Your objective — Using the entries that follow, report how many lines contain the word "mail". Only the number is wanted.

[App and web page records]
++++++++++++++++++++

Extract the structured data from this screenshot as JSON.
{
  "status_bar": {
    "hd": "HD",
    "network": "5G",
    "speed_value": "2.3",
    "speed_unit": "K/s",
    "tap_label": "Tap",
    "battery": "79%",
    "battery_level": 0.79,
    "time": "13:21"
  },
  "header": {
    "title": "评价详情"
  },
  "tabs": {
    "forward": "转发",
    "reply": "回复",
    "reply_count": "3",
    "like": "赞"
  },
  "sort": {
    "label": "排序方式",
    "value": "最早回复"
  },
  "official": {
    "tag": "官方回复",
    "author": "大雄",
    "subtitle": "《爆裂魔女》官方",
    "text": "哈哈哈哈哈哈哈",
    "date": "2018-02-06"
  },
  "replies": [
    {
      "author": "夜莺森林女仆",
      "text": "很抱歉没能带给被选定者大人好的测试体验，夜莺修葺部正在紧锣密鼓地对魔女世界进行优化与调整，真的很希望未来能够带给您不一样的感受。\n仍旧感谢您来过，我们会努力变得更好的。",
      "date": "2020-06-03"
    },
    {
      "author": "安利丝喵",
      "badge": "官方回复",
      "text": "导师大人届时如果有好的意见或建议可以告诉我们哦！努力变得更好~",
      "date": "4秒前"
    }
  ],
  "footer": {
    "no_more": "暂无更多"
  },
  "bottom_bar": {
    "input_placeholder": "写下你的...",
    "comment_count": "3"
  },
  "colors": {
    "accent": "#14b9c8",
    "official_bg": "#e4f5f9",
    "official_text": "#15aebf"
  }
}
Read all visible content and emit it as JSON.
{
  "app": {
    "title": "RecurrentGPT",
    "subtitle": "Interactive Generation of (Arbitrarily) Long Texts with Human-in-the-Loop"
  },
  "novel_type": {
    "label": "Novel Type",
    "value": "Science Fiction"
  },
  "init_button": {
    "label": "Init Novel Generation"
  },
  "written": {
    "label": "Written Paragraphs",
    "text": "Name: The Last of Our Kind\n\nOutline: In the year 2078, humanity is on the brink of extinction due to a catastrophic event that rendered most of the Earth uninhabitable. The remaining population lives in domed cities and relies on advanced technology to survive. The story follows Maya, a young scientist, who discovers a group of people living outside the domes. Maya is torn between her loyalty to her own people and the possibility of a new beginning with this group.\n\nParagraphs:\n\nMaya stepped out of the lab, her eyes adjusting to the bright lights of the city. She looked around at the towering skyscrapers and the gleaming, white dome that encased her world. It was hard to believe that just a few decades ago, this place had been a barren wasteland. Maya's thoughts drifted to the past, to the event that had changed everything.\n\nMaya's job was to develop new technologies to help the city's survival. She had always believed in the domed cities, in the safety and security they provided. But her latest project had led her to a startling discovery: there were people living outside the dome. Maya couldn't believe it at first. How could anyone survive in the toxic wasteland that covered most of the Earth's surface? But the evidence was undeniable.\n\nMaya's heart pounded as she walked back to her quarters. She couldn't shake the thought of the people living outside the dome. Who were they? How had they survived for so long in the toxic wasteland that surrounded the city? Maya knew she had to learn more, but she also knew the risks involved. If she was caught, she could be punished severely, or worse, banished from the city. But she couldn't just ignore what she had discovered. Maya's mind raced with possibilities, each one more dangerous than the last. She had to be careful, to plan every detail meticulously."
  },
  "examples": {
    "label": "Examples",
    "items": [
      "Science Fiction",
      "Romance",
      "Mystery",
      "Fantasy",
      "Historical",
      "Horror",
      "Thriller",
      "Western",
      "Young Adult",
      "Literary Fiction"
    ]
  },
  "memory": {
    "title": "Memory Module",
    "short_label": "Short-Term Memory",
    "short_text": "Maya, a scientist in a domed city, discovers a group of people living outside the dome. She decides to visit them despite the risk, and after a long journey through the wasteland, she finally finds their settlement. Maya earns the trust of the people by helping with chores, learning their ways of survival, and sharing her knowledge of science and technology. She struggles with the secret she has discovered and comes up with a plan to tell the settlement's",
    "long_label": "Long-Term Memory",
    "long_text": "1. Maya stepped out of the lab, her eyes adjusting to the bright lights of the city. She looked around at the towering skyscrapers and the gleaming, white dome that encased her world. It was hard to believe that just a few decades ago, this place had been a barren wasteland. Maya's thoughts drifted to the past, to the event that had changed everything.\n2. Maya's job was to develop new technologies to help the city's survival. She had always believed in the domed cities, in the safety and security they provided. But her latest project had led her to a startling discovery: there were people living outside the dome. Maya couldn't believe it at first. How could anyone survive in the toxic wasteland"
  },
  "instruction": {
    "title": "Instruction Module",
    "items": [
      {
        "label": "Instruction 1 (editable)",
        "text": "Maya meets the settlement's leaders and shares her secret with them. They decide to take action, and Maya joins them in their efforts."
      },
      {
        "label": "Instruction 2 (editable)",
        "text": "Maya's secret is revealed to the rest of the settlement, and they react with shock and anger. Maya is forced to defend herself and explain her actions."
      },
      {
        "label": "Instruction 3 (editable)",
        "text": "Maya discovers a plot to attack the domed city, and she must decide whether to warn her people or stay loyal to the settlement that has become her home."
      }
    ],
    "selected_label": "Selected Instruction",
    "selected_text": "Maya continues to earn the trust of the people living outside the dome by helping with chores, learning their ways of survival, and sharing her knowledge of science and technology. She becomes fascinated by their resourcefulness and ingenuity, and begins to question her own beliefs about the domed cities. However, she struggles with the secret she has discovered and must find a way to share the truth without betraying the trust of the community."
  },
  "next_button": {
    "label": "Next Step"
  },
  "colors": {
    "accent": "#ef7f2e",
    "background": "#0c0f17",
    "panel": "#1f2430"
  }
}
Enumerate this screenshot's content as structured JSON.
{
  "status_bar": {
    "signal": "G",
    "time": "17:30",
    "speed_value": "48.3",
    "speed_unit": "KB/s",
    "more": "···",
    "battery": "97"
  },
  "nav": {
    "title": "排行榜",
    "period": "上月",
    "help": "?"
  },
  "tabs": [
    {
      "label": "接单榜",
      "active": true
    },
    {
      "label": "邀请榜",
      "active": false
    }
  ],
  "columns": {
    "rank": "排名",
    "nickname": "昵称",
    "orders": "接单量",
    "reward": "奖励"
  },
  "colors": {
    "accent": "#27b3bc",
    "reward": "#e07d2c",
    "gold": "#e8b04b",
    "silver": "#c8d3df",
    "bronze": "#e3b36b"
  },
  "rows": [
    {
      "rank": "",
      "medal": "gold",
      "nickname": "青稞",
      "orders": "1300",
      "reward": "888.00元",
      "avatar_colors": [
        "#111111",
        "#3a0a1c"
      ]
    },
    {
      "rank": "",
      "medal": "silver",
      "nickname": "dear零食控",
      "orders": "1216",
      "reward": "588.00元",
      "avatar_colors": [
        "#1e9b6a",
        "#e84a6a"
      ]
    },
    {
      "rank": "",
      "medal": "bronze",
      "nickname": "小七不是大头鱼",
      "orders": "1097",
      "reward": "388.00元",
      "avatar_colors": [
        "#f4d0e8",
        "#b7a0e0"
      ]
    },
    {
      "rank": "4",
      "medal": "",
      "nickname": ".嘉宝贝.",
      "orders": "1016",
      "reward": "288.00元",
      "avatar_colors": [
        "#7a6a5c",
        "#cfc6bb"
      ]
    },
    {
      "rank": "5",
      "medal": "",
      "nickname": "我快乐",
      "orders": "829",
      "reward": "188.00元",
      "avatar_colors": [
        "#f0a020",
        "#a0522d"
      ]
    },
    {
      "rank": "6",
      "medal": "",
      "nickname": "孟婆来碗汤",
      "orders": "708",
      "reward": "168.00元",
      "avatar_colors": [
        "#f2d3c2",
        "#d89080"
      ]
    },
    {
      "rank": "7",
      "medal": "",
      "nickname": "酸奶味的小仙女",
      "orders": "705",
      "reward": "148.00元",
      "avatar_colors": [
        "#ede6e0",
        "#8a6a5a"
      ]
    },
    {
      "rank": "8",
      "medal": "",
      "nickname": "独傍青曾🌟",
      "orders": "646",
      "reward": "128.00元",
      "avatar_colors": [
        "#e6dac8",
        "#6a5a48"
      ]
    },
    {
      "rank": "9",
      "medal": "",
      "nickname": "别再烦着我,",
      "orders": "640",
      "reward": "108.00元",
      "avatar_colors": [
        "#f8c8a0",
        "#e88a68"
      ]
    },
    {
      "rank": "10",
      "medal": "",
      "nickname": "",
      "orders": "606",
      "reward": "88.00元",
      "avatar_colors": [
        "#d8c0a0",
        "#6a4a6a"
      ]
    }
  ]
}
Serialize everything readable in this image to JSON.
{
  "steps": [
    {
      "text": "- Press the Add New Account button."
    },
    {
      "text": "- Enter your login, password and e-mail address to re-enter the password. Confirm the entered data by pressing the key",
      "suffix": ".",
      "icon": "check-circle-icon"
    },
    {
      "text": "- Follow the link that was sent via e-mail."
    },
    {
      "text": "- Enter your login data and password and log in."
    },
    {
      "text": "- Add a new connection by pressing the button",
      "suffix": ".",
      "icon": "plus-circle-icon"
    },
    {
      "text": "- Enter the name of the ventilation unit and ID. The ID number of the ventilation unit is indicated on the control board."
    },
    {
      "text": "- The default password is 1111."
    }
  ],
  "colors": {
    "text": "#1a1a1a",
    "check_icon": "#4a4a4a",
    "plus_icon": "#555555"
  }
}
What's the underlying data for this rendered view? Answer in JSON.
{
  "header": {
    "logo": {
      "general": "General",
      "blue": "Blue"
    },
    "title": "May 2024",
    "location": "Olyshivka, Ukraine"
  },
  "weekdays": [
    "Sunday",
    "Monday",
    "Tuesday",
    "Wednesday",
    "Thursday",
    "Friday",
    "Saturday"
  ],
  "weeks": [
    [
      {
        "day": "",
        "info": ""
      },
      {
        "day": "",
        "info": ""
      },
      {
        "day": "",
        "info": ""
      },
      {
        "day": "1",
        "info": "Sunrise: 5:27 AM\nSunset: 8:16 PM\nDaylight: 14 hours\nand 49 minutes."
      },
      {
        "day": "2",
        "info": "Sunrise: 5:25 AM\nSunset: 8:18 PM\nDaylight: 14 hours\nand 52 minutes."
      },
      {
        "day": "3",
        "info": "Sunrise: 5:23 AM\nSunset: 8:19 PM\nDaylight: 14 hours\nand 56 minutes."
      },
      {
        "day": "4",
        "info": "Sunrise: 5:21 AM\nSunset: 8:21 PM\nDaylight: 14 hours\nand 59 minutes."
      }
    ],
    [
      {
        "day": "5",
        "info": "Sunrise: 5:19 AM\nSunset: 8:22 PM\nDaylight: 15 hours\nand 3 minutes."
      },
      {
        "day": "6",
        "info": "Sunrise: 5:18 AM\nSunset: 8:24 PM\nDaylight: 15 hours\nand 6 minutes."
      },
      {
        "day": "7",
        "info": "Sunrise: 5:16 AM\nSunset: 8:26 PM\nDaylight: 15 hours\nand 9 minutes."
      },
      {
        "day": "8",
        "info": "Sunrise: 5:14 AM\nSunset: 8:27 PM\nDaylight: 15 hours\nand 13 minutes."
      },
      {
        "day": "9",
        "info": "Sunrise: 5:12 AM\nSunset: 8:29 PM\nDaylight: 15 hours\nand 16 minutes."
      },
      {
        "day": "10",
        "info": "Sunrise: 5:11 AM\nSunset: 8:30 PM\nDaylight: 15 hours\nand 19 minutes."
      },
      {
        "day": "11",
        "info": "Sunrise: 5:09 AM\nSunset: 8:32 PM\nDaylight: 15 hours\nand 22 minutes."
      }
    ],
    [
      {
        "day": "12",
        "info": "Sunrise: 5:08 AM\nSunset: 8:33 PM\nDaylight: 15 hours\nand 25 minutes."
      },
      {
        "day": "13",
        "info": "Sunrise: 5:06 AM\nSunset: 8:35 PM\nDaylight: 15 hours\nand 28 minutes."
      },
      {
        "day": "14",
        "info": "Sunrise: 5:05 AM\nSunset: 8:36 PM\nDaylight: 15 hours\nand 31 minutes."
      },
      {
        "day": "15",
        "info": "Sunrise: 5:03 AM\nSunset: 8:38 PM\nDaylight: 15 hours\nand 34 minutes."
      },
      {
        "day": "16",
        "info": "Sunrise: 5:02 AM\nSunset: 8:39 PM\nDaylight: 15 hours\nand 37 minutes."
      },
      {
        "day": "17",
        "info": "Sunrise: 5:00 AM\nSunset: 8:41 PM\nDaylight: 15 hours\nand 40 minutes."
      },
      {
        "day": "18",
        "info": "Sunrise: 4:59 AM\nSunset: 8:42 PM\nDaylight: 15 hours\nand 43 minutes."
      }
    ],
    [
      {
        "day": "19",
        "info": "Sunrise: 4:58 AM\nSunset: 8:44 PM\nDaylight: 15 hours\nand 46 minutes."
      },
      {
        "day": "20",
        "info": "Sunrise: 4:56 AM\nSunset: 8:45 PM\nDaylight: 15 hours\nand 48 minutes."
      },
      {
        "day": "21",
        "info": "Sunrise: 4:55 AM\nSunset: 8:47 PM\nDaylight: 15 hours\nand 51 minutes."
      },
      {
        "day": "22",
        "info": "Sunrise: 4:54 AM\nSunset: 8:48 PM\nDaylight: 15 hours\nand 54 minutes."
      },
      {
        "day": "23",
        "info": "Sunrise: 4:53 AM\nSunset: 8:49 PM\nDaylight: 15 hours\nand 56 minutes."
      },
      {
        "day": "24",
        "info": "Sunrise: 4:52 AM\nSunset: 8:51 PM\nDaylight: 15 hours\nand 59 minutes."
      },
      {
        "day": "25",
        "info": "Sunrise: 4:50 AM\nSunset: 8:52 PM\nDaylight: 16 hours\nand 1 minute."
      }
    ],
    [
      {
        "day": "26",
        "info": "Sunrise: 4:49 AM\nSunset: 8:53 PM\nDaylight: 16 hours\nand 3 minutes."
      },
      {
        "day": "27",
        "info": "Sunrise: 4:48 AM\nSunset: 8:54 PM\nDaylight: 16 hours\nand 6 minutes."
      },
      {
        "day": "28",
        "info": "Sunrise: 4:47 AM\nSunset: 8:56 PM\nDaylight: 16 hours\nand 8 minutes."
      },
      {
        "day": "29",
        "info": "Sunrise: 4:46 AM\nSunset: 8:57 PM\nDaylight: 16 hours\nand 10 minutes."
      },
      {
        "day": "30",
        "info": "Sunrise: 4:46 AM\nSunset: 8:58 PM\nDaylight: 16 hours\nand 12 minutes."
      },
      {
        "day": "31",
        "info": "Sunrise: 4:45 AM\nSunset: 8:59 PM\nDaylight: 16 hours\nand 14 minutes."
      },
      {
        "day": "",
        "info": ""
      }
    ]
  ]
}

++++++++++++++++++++

Reply to the exercise — 2